Here's a priceless stroll down memory lane from Think Progress. It's President Ronald Reagan, talking about a letter he received from a highly paid executive. Watch:
"He wrote me in support of the tax plan, because he said, 'I am legally able to take advantage of the present tax code, nothing dishonest, doing what the law prescribes, and wind up paying a smaller […] tax than my secretary pays.' And he wrote me the letter to tell me he'd like to come to Washington and testify before Congress as to how that's possible for him to do and why it is wrong."Well, that's slightly inconvenient for Republicans, isn't it? Maybe their favorite president can change their minds about next week's "Buffett Rule" vote, the one that would make sure that highly paid executives paid a higher rate in taxes than their secretaries.
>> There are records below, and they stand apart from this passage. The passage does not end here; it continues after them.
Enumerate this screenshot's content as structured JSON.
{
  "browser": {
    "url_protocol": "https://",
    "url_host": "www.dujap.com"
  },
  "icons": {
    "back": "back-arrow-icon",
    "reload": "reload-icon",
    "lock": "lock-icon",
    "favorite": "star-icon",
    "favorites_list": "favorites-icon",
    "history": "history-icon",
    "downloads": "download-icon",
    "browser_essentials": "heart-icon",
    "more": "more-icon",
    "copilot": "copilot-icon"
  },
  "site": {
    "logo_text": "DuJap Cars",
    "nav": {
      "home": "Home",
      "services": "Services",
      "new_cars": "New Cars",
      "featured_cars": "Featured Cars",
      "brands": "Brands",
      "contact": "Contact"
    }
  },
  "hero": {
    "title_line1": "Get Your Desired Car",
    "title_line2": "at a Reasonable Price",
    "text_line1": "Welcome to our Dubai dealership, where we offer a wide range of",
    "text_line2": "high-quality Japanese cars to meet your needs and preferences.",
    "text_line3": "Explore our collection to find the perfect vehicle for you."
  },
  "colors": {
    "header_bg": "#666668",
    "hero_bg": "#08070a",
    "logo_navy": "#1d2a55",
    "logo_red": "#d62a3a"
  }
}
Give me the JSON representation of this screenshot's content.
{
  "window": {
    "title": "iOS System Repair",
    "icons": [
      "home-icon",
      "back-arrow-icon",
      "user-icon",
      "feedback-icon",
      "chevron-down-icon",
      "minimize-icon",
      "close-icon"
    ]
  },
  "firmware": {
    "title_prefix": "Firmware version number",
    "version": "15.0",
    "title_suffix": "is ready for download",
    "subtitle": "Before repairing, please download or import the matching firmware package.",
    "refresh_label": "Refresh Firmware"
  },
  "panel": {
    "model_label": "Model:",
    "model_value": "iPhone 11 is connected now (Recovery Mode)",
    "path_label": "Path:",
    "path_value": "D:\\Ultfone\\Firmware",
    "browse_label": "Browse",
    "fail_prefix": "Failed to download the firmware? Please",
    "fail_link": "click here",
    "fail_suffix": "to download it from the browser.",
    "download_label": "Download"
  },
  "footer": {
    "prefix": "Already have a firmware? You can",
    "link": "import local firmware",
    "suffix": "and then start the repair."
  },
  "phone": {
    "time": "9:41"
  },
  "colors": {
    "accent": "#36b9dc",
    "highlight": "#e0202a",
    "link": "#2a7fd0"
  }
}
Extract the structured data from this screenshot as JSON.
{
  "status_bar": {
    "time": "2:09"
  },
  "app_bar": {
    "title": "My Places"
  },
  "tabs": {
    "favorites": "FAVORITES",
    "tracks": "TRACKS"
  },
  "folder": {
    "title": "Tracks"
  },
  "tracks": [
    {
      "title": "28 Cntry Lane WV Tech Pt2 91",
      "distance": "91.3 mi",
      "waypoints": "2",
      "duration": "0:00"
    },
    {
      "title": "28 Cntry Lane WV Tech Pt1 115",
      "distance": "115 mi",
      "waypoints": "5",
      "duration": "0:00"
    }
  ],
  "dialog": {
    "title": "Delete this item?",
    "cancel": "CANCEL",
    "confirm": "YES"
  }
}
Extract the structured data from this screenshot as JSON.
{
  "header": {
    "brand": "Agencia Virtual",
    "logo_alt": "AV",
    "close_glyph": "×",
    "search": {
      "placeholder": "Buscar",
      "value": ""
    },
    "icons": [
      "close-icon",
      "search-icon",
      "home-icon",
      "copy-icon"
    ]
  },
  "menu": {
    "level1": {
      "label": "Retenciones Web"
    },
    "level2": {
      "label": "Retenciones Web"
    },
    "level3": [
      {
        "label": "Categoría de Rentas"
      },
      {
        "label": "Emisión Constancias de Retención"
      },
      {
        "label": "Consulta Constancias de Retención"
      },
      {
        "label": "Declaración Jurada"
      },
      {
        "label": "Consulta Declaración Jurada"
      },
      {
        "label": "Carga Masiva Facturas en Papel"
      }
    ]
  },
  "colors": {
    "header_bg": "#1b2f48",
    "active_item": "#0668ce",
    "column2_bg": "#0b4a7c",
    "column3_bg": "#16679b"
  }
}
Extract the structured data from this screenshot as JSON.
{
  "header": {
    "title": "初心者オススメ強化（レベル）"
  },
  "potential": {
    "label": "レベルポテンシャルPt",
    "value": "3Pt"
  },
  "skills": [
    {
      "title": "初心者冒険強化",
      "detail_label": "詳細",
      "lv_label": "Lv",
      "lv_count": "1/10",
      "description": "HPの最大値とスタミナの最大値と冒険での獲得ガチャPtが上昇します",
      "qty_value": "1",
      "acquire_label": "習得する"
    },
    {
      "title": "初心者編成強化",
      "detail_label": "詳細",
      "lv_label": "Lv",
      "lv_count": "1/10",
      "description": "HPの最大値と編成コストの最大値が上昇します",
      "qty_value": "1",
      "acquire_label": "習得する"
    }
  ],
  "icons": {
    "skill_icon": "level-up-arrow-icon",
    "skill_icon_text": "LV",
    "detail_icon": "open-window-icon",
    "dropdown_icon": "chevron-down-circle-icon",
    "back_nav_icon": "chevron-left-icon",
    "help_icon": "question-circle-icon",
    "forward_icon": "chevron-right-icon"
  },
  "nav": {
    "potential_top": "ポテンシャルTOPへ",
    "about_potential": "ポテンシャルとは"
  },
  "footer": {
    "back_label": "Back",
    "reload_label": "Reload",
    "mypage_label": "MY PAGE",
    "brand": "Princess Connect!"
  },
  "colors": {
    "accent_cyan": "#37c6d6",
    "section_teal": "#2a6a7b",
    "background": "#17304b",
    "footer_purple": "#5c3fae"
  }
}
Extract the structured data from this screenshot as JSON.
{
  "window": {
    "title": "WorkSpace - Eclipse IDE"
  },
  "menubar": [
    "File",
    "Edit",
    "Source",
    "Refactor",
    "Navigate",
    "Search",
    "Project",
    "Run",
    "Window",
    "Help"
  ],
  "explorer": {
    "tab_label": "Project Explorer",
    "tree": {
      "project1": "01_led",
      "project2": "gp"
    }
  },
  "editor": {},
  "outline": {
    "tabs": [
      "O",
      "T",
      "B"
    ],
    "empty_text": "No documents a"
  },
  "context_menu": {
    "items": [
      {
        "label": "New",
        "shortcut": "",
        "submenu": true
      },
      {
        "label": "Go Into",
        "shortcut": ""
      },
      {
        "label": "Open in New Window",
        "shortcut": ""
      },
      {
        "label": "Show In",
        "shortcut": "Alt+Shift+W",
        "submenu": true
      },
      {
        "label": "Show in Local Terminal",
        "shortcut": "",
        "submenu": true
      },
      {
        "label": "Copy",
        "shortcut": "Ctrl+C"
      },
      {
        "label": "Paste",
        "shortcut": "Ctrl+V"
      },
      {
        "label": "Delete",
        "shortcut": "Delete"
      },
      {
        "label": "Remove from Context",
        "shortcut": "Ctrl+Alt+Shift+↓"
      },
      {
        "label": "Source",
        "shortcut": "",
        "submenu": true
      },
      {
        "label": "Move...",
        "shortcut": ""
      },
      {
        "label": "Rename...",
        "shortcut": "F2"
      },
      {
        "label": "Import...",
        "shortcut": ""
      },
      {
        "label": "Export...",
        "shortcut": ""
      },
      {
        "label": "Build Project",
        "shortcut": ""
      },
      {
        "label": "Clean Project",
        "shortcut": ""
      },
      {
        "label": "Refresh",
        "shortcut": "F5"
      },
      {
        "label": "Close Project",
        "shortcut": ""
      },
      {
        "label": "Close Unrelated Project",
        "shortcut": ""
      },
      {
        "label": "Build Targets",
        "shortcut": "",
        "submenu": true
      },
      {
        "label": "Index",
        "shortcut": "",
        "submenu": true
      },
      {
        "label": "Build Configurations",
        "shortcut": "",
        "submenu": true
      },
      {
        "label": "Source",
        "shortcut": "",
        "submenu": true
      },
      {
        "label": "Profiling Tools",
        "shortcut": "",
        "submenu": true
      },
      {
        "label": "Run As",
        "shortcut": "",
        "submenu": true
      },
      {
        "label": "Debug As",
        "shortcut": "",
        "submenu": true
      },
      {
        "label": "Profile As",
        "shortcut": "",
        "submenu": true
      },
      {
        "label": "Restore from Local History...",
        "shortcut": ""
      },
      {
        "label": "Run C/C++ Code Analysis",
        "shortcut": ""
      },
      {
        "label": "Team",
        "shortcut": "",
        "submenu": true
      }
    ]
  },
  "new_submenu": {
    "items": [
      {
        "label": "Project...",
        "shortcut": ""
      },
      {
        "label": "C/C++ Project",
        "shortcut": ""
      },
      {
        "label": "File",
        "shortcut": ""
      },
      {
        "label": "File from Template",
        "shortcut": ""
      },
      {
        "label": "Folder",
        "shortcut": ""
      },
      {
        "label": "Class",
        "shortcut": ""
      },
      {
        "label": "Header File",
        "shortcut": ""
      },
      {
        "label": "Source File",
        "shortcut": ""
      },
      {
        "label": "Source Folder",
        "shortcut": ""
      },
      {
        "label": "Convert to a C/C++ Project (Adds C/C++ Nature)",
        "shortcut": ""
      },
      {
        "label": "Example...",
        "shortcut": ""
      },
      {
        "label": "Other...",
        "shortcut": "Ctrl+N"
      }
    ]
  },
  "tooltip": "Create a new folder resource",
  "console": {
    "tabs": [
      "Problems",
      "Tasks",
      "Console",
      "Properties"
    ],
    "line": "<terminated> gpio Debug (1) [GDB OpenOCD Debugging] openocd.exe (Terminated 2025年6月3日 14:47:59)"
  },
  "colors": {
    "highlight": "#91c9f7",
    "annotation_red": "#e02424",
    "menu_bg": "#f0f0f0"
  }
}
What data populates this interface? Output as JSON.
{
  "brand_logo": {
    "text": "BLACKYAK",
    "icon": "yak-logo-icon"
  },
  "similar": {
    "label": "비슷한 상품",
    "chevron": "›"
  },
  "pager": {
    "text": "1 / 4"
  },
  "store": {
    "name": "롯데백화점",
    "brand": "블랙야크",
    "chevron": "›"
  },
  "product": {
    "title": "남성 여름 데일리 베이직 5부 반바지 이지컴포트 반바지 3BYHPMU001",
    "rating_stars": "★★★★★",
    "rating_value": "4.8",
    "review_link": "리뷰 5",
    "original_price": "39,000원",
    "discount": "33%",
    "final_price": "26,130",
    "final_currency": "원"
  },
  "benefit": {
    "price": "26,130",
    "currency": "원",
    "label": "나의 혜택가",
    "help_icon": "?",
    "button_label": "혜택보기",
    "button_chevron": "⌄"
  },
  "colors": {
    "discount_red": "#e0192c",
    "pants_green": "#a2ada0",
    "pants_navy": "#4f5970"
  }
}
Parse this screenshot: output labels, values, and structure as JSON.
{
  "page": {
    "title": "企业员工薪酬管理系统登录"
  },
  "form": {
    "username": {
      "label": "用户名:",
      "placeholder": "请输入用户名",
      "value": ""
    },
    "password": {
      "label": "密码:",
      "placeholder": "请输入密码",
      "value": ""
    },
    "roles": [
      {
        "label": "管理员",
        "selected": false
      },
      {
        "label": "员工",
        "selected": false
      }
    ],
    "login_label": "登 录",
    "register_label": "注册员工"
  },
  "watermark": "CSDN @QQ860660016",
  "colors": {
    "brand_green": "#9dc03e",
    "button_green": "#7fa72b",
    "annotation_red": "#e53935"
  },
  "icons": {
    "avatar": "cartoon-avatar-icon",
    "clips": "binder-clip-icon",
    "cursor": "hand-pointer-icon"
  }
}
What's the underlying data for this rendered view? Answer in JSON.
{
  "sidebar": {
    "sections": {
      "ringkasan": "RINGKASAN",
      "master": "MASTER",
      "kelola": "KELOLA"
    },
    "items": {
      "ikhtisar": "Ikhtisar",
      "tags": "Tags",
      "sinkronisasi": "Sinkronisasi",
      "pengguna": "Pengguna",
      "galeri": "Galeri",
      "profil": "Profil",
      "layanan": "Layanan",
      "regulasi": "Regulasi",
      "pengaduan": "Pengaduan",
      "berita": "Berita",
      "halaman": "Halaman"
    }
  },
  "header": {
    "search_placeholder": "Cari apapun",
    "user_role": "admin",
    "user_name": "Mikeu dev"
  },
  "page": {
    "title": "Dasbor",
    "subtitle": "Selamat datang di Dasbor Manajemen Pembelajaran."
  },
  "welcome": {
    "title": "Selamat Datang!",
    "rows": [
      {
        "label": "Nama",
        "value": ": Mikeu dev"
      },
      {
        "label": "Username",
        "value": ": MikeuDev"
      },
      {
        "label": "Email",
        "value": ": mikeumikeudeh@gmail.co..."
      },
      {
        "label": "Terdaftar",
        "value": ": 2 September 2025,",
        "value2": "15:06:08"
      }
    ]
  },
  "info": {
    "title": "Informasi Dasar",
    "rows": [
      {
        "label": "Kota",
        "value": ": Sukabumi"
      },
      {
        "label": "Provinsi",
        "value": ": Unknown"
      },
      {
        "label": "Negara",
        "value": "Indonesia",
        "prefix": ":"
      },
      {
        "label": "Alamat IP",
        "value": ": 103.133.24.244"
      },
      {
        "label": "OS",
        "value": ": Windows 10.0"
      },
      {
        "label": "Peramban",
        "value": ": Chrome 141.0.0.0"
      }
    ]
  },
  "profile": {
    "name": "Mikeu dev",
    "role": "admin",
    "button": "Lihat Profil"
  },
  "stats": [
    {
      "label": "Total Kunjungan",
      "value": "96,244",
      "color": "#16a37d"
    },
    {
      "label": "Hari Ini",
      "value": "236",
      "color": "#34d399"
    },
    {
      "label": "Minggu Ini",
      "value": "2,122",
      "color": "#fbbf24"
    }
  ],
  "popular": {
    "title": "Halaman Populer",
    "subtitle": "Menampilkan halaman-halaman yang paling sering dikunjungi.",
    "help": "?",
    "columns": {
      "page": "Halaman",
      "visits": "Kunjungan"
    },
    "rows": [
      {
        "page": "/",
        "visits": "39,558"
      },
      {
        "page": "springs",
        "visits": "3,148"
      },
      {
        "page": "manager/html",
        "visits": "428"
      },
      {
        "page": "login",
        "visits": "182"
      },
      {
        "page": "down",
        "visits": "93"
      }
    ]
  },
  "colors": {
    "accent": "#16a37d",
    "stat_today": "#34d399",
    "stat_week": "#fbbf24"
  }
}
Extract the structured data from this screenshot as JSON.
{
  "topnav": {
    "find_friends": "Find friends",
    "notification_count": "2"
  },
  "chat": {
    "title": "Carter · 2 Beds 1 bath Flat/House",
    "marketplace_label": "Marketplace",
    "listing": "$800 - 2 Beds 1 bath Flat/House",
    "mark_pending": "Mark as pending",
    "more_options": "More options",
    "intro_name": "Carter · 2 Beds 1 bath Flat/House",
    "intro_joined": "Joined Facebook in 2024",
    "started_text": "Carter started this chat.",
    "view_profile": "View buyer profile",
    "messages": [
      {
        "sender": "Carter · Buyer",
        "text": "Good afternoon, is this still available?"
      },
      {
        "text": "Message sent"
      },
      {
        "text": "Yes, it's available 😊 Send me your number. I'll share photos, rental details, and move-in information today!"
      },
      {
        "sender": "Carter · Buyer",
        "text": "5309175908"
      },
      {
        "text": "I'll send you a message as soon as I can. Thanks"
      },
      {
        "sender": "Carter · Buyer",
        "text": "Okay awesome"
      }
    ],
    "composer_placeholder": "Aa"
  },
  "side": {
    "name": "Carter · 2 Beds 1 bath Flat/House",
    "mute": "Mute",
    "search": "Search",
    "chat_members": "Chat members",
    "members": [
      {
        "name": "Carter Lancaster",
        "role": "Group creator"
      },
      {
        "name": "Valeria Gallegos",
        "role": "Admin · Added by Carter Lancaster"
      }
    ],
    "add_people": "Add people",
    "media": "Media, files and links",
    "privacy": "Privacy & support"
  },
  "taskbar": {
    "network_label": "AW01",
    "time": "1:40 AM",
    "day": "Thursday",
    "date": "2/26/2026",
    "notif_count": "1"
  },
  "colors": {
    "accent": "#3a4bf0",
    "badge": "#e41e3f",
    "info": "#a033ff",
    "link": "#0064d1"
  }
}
Because, as Reagan said back in 1985, it's just a matter a basic fairness, the theme Democrats hearken back to.
Sen. Chuck Schumer defended proposals to raise taxes on the wealthy as an issue of fairness Monday ahead of President Barack Obama’s trip to Florida this week to tout the “Buffett rule.”If it wasn't class warfare when Ronald Reagan was calling for it, why is it class warfare now?
“This is such a bogus argument,” the New York Democrat said on CBS “This Morning” when asked to comment on Republican charges that Democrats are taking up the issue only because of the fall election. “We have believed, as a country, that higher-income people should pay a higher percentage of income since the 16th Amendment, which was 1912. It came in with Woodrow Wilson and the Progressives.”
“There’s no class warfare involved; it’s a question simply of fairness,” he said.
The Senate will hold a cloture vote on the "Buffett Rule" on tax day, April 16. E-mail your Senators and tell them to vote "yes." Tell 'em Ronald Reagan sent you.